▸ WHAT TO WORK ON
The reply should reproduce every line of the data below word for word, minus any images.

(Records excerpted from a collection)
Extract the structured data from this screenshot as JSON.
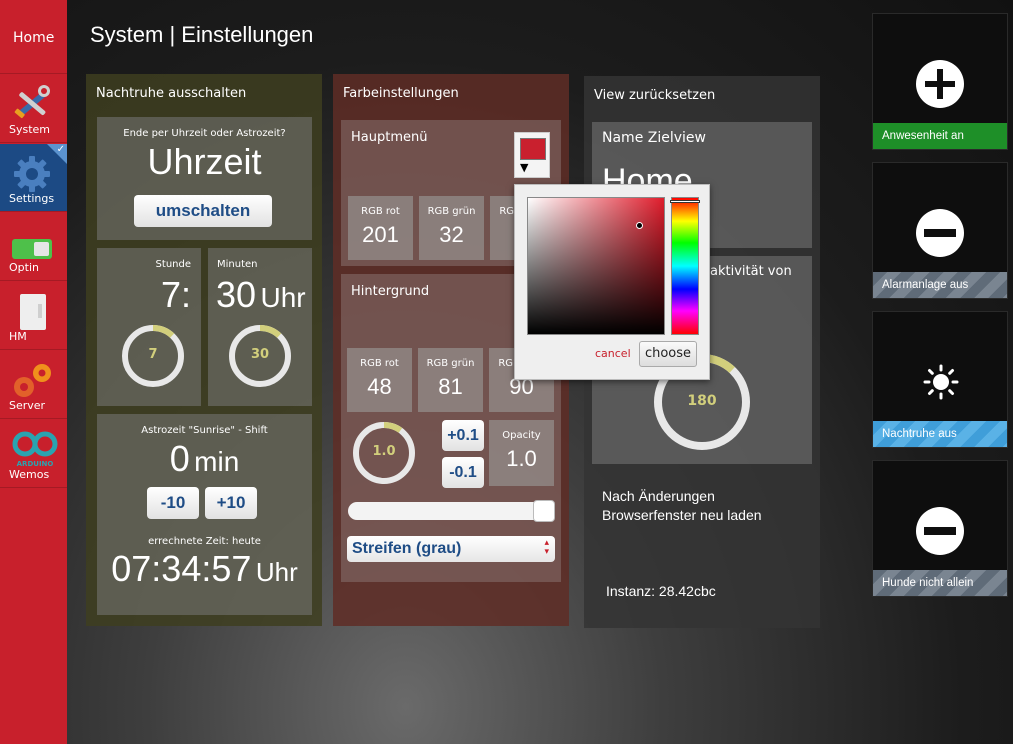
{
  "sidebar": {
    "home": "Home",
    "items": [
      {
        "label": "System",
        "icon": "tools-icon"
      },
      {
        "label": "Settings",
        "icon": "gear-icon"
      },
      {
        "label": "Optin",
        "icon": "toggle-icon"
      },
      {
        "label": "HM",
        "icon": "device-icon"
      },
      {
        "label": "Server",
        "icon": "gears-icon"
      },
      {
        "label": "Wemos",
        "icon": "arduino-icon"
      }
    ],
    "arduino_text": "ARDUINO",
    "check_mark": "✓"
  },
  "page_title": "System | Einstellungen",
  "nachtruhe": {
    "title": "Nachtruhe ausschalten",
    "mode_question": "Ende per Uhrzeit oder Astrozeit?",
    "mode_value": "Uhrzeit",
    "toggle_button": "umschalten",
    "stunde_label": "Stunde",
    "stunde_value": "7:",
    "minuten_label": "Minuten",
    "minuten_value": "30",
    "minuten_unit": "Uhr",
    "ring_hour": "7",
    "ring_hour_fraction": 0.29,
    "ring_min": "30",
    "ring_min_fraction": 0.5,
    "astro_label": "Astrozeit \"Sunrise\" - Shift",
    "astro_value": "0",
    "astro_unit": "min",
    "minus_btn": "-10",
    "plus_btn": "+10",
    "calc_label": "errechnete Zeit: heute",
    "calc_value": "07:34:57",
    "calc_unit": "Uhr"
  },
  "farben": {
    "title": "Farbeinstellungen",
    "hauptmenu": {
      "title": "Hauptmenü",
      "rgb_rot_label": "RGB rot",
      "rgb_rot": "201",
      "rgb_gruen_label": "RGB grün",
      "rgb_gruen": "32",
      "rgb_blau_label": "RGB blau",
      "swatch_color": "#c9202e"
    },
    "hintergrund": {
      "title": "Hintergrund",
      "rgb_rot_label": "RGB rot",
      "rgb_rot": "48",
      "rgb_gruen_label": "RGB grün",
      "rgb_gruen": "81",
      "rgb_blau_label": "RGB blau",
      "rgb_blau": "90",
      "ring_value": "1.0",
      "ring_fraction": 0.1,
      "plus_btn": "+0.1",
      "minus_btn": "-0.1",
      "opacity_label": "Opacity",
      "opacity_value": "1.0",
      "slider_value": 1.0,
      "select_value": "Streifen (grau)"
    },
    "picker": {
      "cancel": "cancel",
      "choose": "choose"
    }
  },
  "view": {
    "title": "View zurücksetzen",
    "name_label": "Name Zielview",
    "name_value": "Home",
    "inactivity_label": "aktivität von",
    "ring_value": "180",
    "ring_fraction": 0.12,
    "note_line1": "Nach Änderungen",
    "note_line2": "Browserfenster neu laden",
    "instanz": "Instanz: 28.42cbc"
  },
  "widgets": [
    {
      "label": "Anwesenheit an",
      "icon": "plus-circle-icon",
      "color": "#1e8f28"
    },
    {
      "label": "Alarmanlage aus",
      "icon": "minus-circle-icon",
      "color": "#6a7580"
    },
    {
      "label": "Nachtruhe aus",
      "icon": "sun-icon",
      "color": "#3f9ed9"
    },
    {
      "label": "Hunde nicht allein",
      "icon": "minus-circle-icon",
      "color": "#6a7580"
    }
  ]
}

▸ EXERCISE ANSWER
Extract the structured data from this screenshot as JSON.
{
  "sidebar": {
    "home": "Home",
    "items": [
      {
        "label": "System",
        "icon": "tools-icon"
      },
      {
        "label": "Settings",
        "icon": "gear-icon"
      },
      {
        "label": "Optin",
        "icon": "toggle-icon"
      },
      {
        "label": "HM",
        "icon": "device-icon"
      },
      {
        "label": "Server",
        "icon": "gears-icon"
      },
      {
        "label": "Wemos",
        "icon": "arduino-icon"
      }
    ],
    "arduino_text": "ARDUINO",
    "check_mark": "✓"
  },
  "page_title": "System | Einstellungen",
  "nachtruhe": {
    "title": "Nachtruhe ausschalten",
    "mode_question": "Ende per Uhrzeit oder Astrozeit?",
    "mode_value": "Uhrzeit",
    "toggle_button": "umschalten",
    "stunde_label": "Stunde",
    "stunde_value": "7:",
    "minuten_label": "Minuten",
    "minuten_value": "30",
    "minuten_unit": "Uhr",
    "ring_hour": "7",
    "ring_hour_fraction": 0.29,
    "ring_min": "30",
    "ring_min_fraction": 0.5,
    "astro_label": "Astrozeit \"Sunrise\" - Shift",
    "astro_value": "0",
    "astro_unit": "min",
    "minus_btn": "-10",
    "plus_btn": "+10",
    "calc_label": "errechnete Zeit: heute",
    "calc_value": "07:34:57",
    "calc_unit": "Uhr"
  },
  "farben": {
    "title": "Farbeinstellungen",
    "hauptmenu": {
      "title": "Hauptmenü",
      "rgb_rot_label": "RGB rot",
      "rgb_rot": "201",
      "rgb_gruen_label": "RGB grün",
      "rgb_gruen": "32",
      "rgb_blau_label": "RGB blau",
      "swatch_color": "#c9202e"
    },
    "hintergrund": {
      "title": "Hintergrund",
      "rgb_rot_label": "RGB rot",
      "rgb_rot": "48",
      "rgb_gruen_label": "RGB grün",
      "rgb_gruen": "81",
      "rgb_blau_label": "RGB blau",
      "rgb_blau": "90",
      "ring_value": "1.0",
      "ring_fraction": 0.1,
      "plus_btn": "+0.1",
      "minus_btn": "-0.1",
      "opacity_label": "Opacity",
      "opacity_value": "1.0",
      "slider_value": 1.0,
      "select_value": "Streifen (grau)"
    },
    "picker": {
      "cancel": "cancel",
      "choose": "choose"
    }
  },
  "view": {
    "title": "View zurücksetzen",
    "name_label": "Name Zielview",
    "name_value": "Home",
    "inactivity_label": "aktivität von",
    "ring_value": "180",
    "ring_fraction": 0.12,
    "note_line1": "Nach Änderungen",
    "note_line2": "Browserfenster neu laden",
    "instanz": "Instanz: 28.42cbc"
  },
  "widgets": [
    {
      "label": "Anwesenheit an",
      "icon": "plus-circle-icon",
      "color": "#1e8f28"
    },
    {
      "label": "Alarmanlage aus",
      "icon": "minus-circle-icon",
      "color": "#6a7580"
    },
    {
      "label": "Nachtruhe aus",
      "icon": "sun-icon",
      "color": "#3f9ed9"
    },
    {
      "label": "Hunde nicht allein",
      "icon": "minus-circle-icon",
      "color": "#6a7580"
    }
  ]
}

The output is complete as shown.